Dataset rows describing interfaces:
++++++++++++++++++++
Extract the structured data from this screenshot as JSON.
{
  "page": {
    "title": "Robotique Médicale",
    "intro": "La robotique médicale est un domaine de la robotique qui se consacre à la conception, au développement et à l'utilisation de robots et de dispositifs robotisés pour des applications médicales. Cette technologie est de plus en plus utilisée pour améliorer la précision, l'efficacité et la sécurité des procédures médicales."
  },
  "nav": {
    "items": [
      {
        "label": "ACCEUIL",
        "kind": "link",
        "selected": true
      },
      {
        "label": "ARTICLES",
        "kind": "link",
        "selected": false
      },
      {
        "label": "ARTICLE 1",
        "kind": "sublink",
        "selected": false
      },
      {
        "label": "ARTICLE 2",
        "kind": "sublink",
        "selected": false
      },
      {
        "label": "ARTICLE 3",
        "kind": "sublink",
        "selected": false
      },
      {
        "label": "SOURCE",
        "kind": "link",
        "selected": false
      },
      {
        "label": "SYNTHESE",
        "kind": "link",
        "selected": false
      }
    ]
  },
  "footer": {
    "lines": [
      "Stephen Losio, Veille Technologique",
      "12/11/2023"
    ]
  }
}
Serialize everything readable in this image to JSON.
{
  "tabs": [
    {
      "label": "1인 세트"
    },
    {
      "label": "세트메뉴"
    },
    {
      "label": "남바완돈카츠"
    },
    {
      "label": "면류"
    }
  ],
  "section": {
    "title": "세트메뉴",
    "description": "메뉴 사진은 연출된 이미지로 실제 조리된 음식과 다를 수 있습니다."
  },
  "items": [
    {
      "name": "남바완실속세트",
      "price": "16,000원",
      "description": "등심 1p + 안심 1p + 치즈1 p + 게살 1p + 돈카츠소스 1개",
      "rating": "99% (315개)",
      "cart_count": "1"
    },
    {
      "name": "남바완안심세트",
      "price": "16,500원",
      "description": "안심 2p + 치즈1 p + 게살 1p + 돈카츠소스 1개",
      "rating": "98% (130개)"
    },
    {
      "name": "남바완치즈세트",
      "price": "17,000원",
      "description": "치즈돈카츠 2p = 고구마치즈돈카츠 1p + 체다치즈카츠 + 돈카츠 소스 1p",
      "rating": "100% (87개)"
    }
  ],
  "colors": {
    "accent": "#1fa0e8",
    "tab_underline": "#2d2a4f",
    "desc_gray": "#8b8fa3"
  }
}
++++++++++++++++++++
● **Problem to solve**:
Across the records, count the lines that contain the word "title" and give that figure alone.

● **Written response**:
2